After a long sabbatical away from writing Brandon and I have finally sat down to relax again and reflect on our travels. Asia was an incredible adventure with wonderful food, people, scenery, and culture but it was time to move on. We learned alot about ourselves and what is most important. We have achieved already what we set out to do in the first place, and that was to discover a new way of thinking, explore how others live, and stretch our bodies both physically and mentally.

When we first set out on our adventure, I knew that traveling wouldn't always be like a vacation, however I never realized how unglamorous parts of it would be. We have trekked through monsoons, spent hours searching for a bed in 100 degree heat, with everything we own on our backs, endured 15 hour bus rides, and have gone to bed hungry. However, the negatives of traveling don't even begin to compare to the amazing memories we have made.

I often get told "you're lucky to be able to travel like this" and I can't help but think to myself that luck has nothing to do with it. Brandon and I decided after months and months of happy hours out in Seattle (the best way to come up with a plan), that we would make this dream a reality. and while I don't need to go into the details again, we made it happen. We planned. We saved. We worked.

I encourage you to step out of your comfort zone and try a new path, see what happens. Life is full of surprises. For Brandon and I, we like the adventure of change, of the unknown. Predictability is nice, comfortable, and easy, but if you really think about what your dreams are, what you've always wanted to do, is it what you're doing now?
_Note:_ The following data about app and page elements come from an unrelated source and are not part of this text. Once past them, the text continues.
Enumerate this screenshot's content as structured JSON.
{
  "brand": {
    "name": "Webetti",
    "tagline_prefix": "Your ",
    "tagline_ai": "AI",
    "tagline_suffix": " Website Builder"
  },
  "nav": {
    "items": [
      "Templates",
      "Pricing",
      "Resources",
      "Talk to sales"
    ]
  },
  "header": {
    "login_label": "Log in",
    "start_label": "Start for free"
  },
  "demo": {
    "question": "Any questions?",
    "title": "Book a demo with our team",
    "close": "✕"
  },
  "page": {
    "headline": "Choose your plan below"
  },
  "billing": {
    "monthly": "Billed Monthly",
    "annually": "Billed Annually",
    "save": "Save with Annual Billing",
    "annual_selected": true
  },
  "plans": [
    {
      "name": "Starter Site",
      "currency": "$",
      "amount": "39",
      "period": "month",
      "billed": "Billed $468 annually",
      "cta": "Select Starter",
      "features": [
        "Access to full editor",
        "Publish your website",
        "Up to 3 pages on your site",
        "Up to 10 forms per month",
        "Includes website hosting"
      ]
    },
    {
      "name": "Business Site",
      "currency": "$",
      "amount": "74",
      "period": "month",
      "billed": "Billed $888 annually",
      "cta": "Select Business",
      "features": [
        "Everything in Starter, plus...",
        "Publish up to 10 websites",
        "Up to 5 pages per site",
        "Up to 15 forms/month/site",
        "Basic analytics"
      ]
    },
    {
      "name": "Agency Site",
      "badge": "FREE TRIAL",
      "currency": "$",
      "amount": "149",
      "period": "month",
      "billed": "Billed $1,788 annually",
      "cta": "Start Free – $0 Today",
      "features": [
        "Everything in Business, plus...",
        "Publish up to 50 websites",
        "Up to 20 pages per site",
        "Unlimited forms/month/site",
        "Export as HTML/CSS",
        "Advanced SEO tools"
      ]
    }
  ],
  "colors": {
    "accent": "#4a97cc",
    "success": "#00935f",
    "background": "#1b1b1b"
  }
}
If it is, I commend you, but if it's not, take that leap of faith and see what happens, the unknown is not as bad as you may think.